REQUIREMENT: Please give back each entry below unaltered, leaving the pictures out.

DATA FOR PROCESSING:

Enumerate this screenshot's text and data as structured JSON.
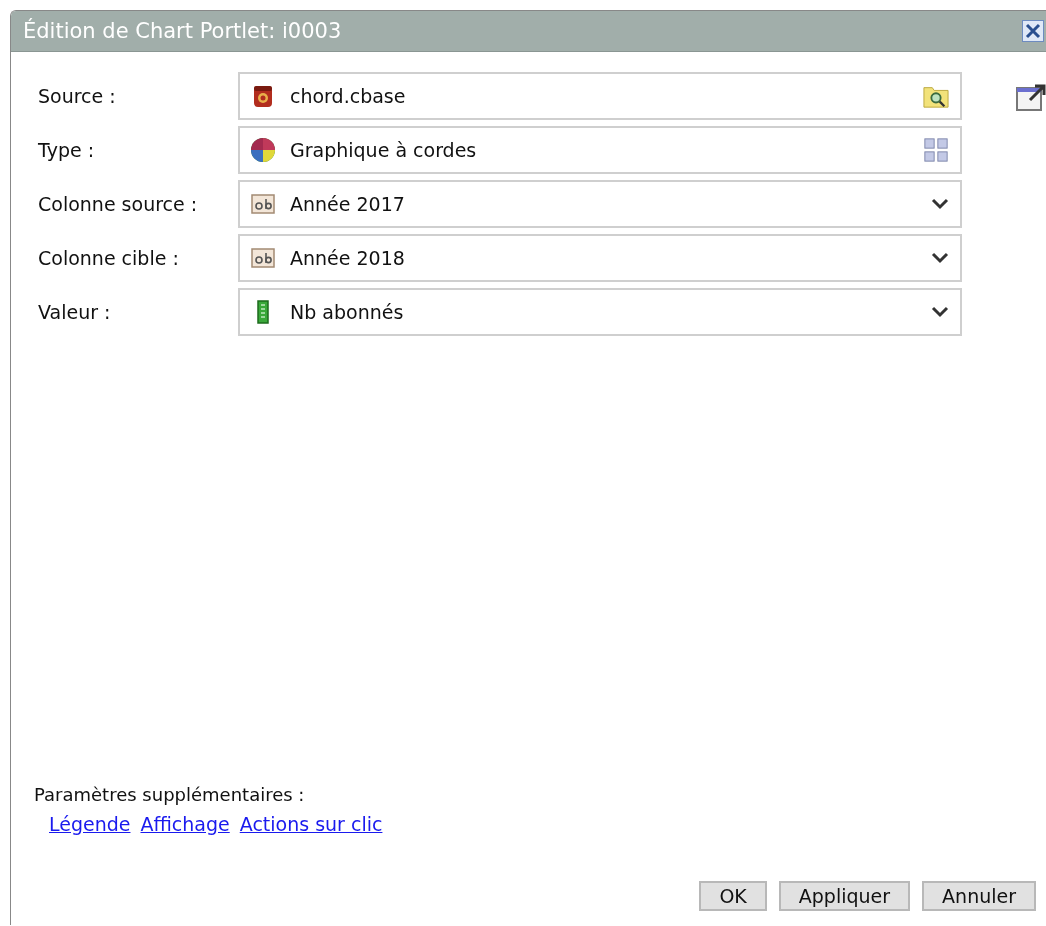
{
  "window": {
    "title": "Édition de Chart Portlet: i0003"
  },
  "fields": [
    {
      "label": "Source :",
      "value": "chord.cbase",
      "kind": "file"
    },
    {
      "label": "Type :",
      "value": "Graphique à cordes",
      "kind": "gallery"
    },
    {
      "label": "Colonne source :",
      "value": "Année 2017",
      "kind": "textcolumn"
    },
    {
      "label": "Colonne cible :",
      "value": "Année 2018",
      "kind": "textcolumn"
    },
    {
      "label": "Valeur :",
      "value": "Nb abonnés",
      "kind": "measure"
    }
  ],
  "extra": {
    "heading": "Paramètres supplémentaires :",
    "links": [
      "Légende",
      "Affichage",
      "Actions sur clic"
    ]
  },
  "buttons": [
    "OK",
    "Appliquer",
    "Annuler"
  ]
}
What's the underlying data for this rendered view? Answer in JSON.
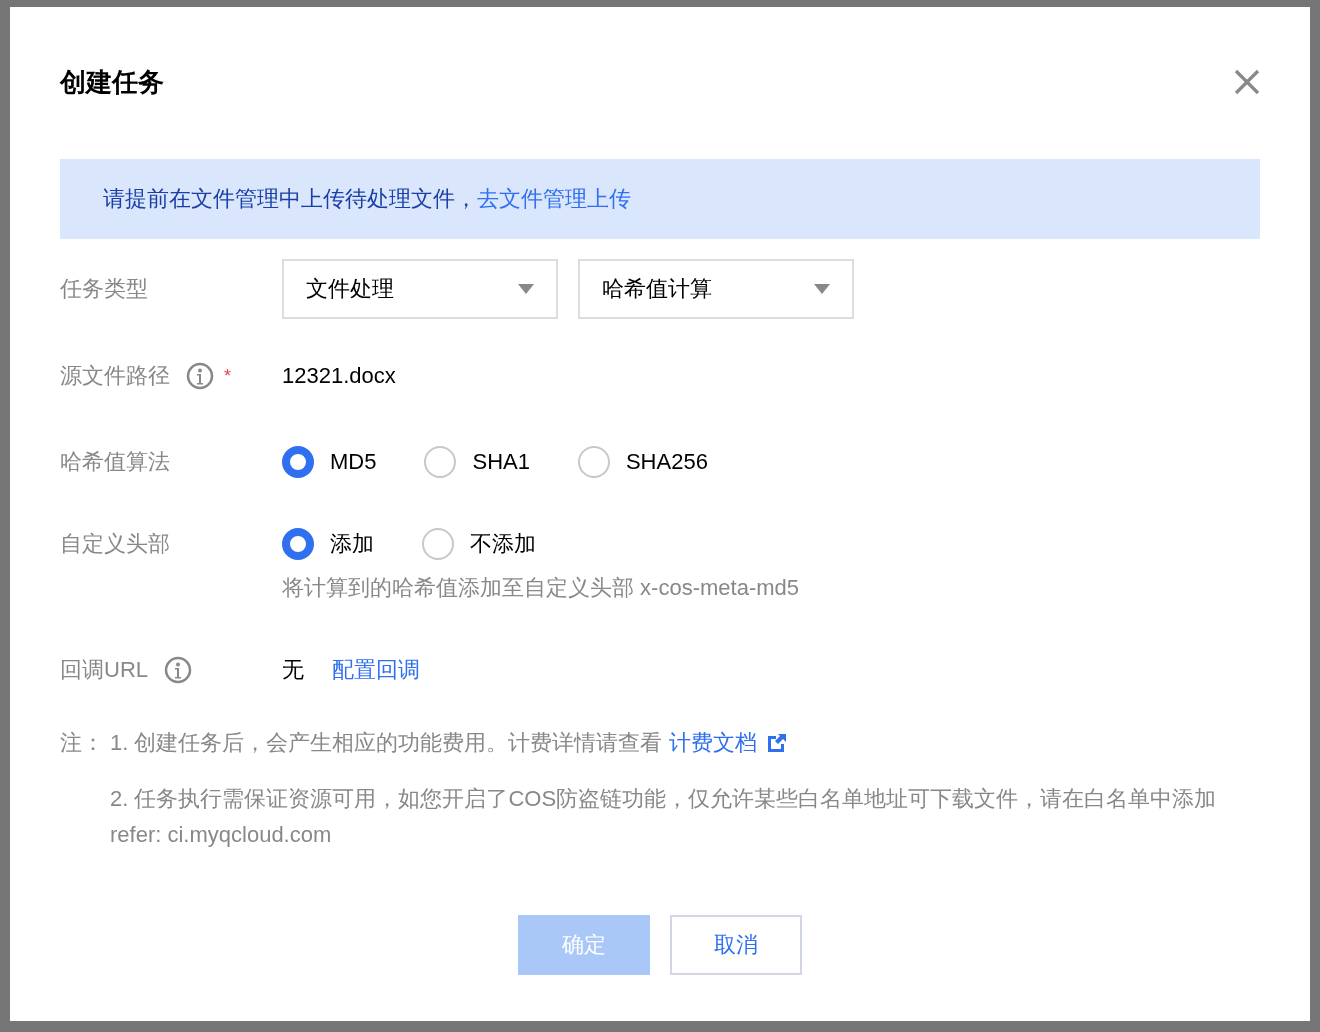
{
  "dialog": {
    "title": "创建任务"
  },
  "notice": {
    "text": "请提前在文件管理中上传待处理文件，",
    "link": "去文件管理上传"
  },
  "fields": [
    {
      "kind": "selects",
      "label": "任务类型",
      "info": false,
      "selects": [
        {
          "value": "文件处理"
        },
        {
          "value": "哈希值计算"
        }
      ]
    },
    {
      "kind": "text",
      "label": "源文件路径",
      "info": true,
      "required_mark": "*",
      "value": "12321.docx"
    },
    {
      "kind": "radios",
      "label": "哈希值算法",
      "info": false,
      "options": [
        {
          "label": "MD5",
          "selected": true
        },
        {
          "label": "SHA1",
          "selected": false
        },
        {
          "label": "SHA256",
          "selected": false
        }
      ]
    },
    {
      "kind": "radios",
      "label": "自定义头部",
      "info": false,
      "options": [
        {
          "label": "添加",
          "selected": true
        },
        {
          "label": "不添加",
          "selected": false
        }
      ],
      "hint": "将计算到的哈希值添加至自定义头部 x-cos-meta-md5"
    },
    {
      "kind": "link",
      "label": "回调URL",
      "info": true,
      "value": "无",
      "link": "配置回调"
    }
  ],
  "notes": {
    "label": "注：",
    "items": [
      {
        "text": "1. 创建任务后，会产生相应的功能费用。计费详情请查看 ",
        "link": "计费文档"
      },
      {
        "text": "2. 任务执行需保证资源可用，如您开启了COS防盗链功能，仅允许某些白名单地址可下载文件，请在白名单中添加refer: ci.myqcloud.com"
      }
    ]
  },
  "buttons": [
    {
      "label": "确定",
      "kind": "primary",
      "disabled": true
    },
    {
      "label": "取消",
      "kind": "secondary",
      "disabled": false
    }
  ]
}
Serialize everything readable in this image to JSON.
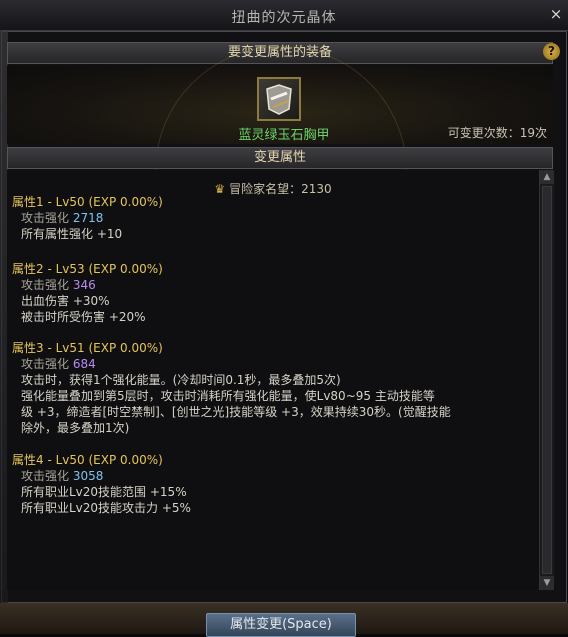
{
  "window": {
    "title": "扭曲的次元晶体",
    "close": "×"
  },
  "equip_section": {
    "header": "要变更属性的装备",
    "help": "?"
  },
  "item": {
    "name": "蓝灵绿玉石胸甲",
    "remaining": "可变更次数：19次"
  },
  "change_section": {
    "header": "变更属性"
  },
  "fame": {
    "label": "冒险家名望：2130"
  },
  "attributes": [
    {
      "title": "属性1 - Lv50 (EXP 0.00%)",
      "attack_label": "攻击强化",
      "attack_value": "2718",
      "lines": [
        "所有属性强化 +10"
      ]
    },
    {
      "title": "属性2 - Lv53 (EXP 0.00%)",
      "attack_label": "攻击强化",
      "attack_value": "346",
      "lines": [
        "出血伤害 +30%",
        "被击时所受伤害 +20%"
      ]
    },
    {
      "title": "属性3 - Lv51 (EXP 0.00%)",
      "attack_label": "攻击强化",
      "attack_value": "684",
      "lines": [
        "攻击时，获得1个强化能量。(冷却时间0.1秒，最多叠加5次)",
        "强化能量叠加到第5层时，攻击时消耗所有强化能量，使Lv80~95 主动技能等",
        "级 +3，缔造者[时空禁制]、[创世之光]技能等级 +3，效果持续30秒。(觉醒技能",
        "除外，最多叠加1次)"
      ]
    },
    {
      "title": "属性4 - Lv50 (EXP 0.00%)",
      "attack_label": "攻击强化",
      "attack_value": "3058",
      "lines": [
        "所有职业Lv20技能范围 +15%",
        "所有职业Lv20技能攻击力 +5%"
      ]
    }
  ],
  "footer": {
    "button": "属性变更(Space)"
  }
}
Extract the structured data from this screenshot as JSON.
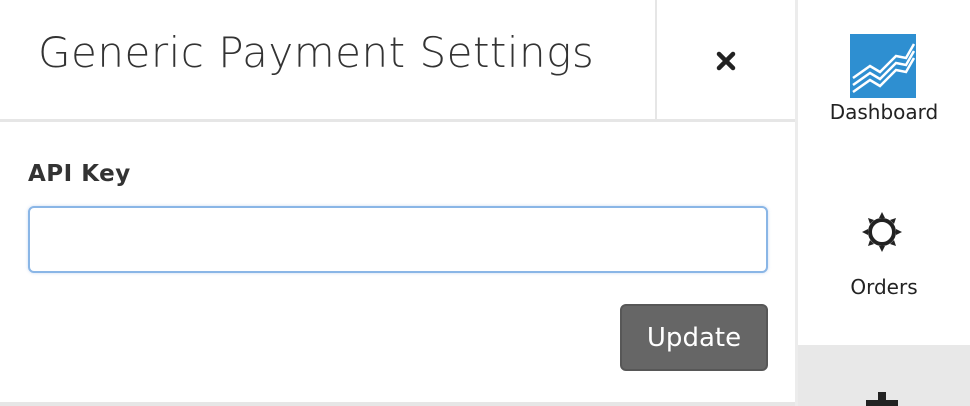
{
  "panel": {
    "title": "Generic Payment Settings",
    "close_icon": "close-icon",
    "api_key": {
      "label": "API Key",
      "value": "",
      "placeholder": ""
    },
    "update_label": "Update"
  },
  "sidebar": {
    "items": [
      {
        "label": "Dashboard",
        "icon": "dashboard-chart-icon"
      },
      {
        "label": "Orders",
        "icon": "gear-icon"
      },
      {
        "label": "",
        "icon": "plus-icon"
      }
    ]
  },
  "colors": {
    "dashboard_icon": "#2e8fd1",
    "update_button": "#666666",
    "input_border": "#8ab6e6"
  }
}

RESPONSE TO THE TASK:
Enumerate this screenshot's text and data as structured JSON.
{
  "window": {
    "title": "Édition de Chart Portlet: i0003"
  },
  "fields": [
    {
      "label": "Source :",
      "value": "chord.cbase",
      "kind": "file"
    },
    {
      "label": "Type :",
      "value": "Graphique à cordes",
      "kind": "gallery"
    },
    {
      "label": "Colonne source :",
      "value": "Année 2017",
      "kind": "textcolumn"
    },
    {
      "label": "Colonne cible :",
      "value": "Année 2018",
      "kind": "textcolumn"
    },
    {
      "label": "Valeur :",
      "value": "Nb abonnés",
      "kind": "measure"
    }
  ],
  "extra": {
    "heading": "Paramètres supplémentaires :",
    "links": [
      "Légende",
      "Affichage",
      "Actions sur clic"
    ]
  },
  "buttons": [
    "OK",
    "Appliquer",
    "Annuler"
  ]
}
What's the underlying data for this rendered view? Answer in JSON.
{
  "dialog": {
    "title": "创建任务"
  },
  "notice": {
    "text": "请提前在文件管理中上传待处理文件，",
    "link": "去文件管理上传"
  },
  "fields": [
    {
      "kind": "selects",
      "label": "任务类型",
      "info": false,
      "selects": [
        {
          "value": "文件处理"
        },
        {
          "value": "哈希值计算"
        }
      ]
    },
    {
      "kind": "text",
      "label": "源文件路径",
      "info": true,
      "required_mark": "*",
      "value": "12321.docx"
    },
    {
      "kind": "radios",
      "label": "哈希值算法",
      "info": false,
      "options": [
        {
          "label": "MD5",
          "selected": true
        },
        {
          "label": "SHA1",
          "selected": false
        },
        {
          "label": "SHA256",
          "selected": false
        }
      ]
    },
    {
      "kind": "radios",
      "label": "自定义头部",
      "info": false,
      "options": [
        {
          "label": "添加",
          "selected": true
        },
        {
          "label": "不添加",
          "selected": false
        }
      ],
      "hint": "将计算到的哈希值添加至自定义头部 x-cos-meta-md5"
    },
    {
      "kind": "link",
      "label": "回调URL",
      "info": true,
      "value": "无",
      "link": "配置回调"
    }
  ],
  "notes": {
    "label": "注：",
    "items": [
      {
        "text": "1. 创建任务后，会产生相应的功能费用。计费详情请查看 ",
        "link": "计费文档"
      },
      {
        "text": "2. 任务执行需保证资源可用，如您开启了COS防盗链功能，仅允许某些白名单地址可下载文件，请在白名单中添加refer: ci.myqcloud.com"
      }
    ]
  },
  "buttons": [
    {
      "label": "确定",
      "kind": "primary",
      "disabled": true
    },
    {
      "label": "取消",
      "kind": "secondary",
      "disabled": false
    }
  ]
}
Serialize everything readable in this image to JSON.
{
  "window": {
    "title": "扭曲的次元晶体",
    "close": "×"
  },
  "equip_section": {
    "header": "要变更属性的装备",
    "help": "?"
  },
  "item": {
    "name": "蓝灵绿玉石胸甲",
    "remaining": "可变更次数：19次"
  },
  "change_section": {
    "header": "变更属性"
  },
  "fame": {
    "label": "冒险家名望：2130"
  },
  "attributes": [
    {
      "title": "属性1 - Lv50 (EXP 0.00%)",
      "attack_label": "攻击强化",
      "attack_value": "2718",
      "lines": [
        "所有属性强化 +10"
      ]
    },
    {
      "title": "属性2 - Lv53 (EXP 0.00%)",
      "attack_label": "攻击强化",
      "attack_value": "346",
      "lines": [
        "出血伤害 +30%",
        "被击时所受伤害 +20%"
      ]
    },
    {
      "title": "属性3 - Lv51 (EXP 0.00%)",
      "attack_label": "攻击强化",
      "attack_value": "684",
      "lines": [
        "攻击时，获得1个强化能量。(冷却时间0.1秒，最多叠加5次)",
        "强化能量叠加到第5层时，攻击时消耗所有强化能量，使Lv80~95 主动技能等",
        "级 +3，缔造者[时空禁制]、[创世之光]技能等级 +3，效果持续30秒。(觉醒技能",
        "除外，最多叠加1次)"
      ]
    },
    {
      "title": "属性4 - Lv50 (EXP 0.00%)",
      "attack_label": "攻击强化",
      "attack_value": "3058",
      "lines": [
        "所有职业Lv20技能范围 +15%",
        "所有职业Lv20技能攻击力 +5%"
      ]
    }
  ],
  "footer": {
    "button": "属性变更(Space)"
  }
}
Extract the structured data from this screenshot as JSON.
{
  "panel": {
    "title": "Generic Payment Settings",
    "close_icon": "close-icon",
    "api_key": {
      "label": "API Key",
      "value": "",
      "placeholder": ""
    },
    "update_label": "Update"
  },
  "sidebar": {
    "items": [
      {
        "label": "Dashboard",
        "icon": "dashboard-chart-icon"
      },
      {
        "label": "Orders",
        "icon": "gear-icon"
      },
      {
        "label": "",
        "icon": "plus-icon"
      }
    ]
  },
  "colors": {
    "dashboard_icon": "#2e8fd1",
    "update_button": "#666666",
    "input_border": "#8ab6e6"
  }
}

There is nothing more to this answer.